“All mortals are born at the very tip of the rabbit’s fine hairs, where they are in a position to wonder at the impossibility of the trick. But as they grow older they work themselves ever deeper into the fur. And there they stay. They become so comfortable they never risk crawling back up the fragile hairs again. Only philosophers embark on this perilous expedition to the outermost reaches of language and existence. ‘Ladies and gentlemen,’ they yell, ‘we are floating in space!’ But none of the people down there care. ‘What a bunch of troublemakers!’ they say, ‘Would you pass the butter, please? How much have our stocks risen today?'”
There’s a moment when I walk to the bus stop to go home from school, when the buildings part and I have a clear view straight down Rechov Keren HaYesod and Derech Hevron, over the Judaean Hills, and beyond the limits of Jerusalem. From this vantage point, I can see the concrete walls of the Separation Fence rising out of the dusty earth. Here in Israel – particularly in Jerusalem – we exist in a world where there are boundaries all around us. Physical and symbolic. Hard and soft. Between the “us” and the “them”. Between rich and poor. Between Israelis and Palestinians. Between religious and secular. Some boundaries are necessary and exist to help us make sense of our world; others are often obstacles and barriers for us.
This Shabbat, I invite us to think about these boundaries, and our relationship to them. Later, as we read from parashat Noach, we’ll hear about how humanity crossed the ultimate line; overstepping its collective boundaries, and resulting in the ultimate punishment – the end of existence for almost all of humanity.
As we pray together this morning, let us consider what we can learn from Noach about honoring appropriate boundaries. But let us also consider how are we like the mortals in Sophie’s world, held captive by our own boundaries. How should we be like the philosophers? As we pray, how can we arrive at the outermost reaches of language and existence – that place where we find God?
We start the Amidah with the words: Eternal God, open for me my lips (s’fatai) that my mouth may declare Your praise. S’fatai, as we know, means (my) lips. But s’fatai may also be translated as “the banks of a river,” in other words, the limit or defining line of a body of water.

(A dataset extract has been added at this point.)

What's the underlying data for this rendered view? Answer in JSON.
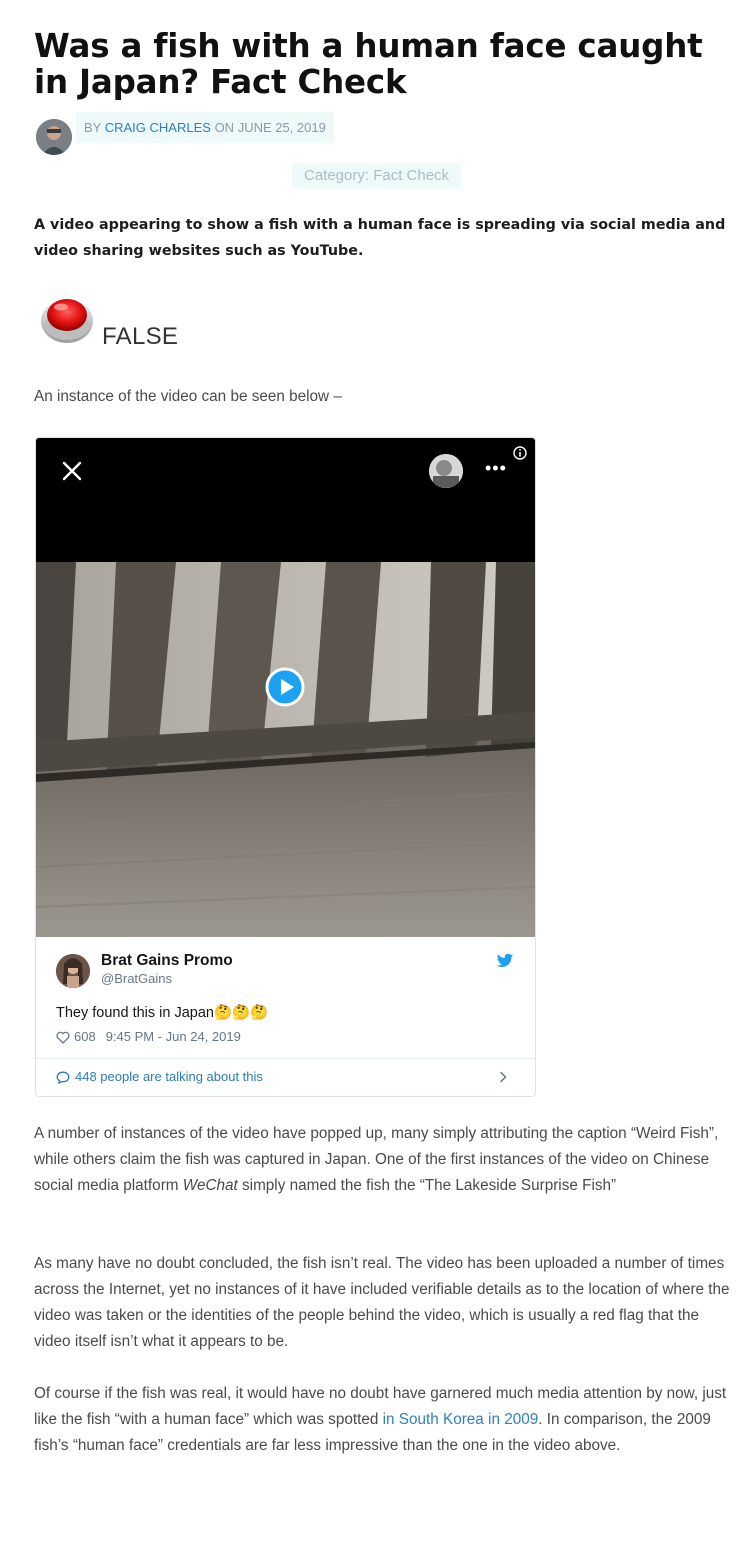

A boundary.
But not just any boundary – the banks of a river are a soft boundary – the river can expand beyond its limits, and become more than what it once was.
Perhaps… our opening petition is better read: “Eternal God, expand my own boundaries, so that my mouth may declare Your praise!”
A thought and question to help us focus during the Amidah: How do we limit ourselves from praising God? What do we want to ask for, so that we can arrive at those outermost reaches of language and existence that we rise on our toes three times to reach – that place where we find God!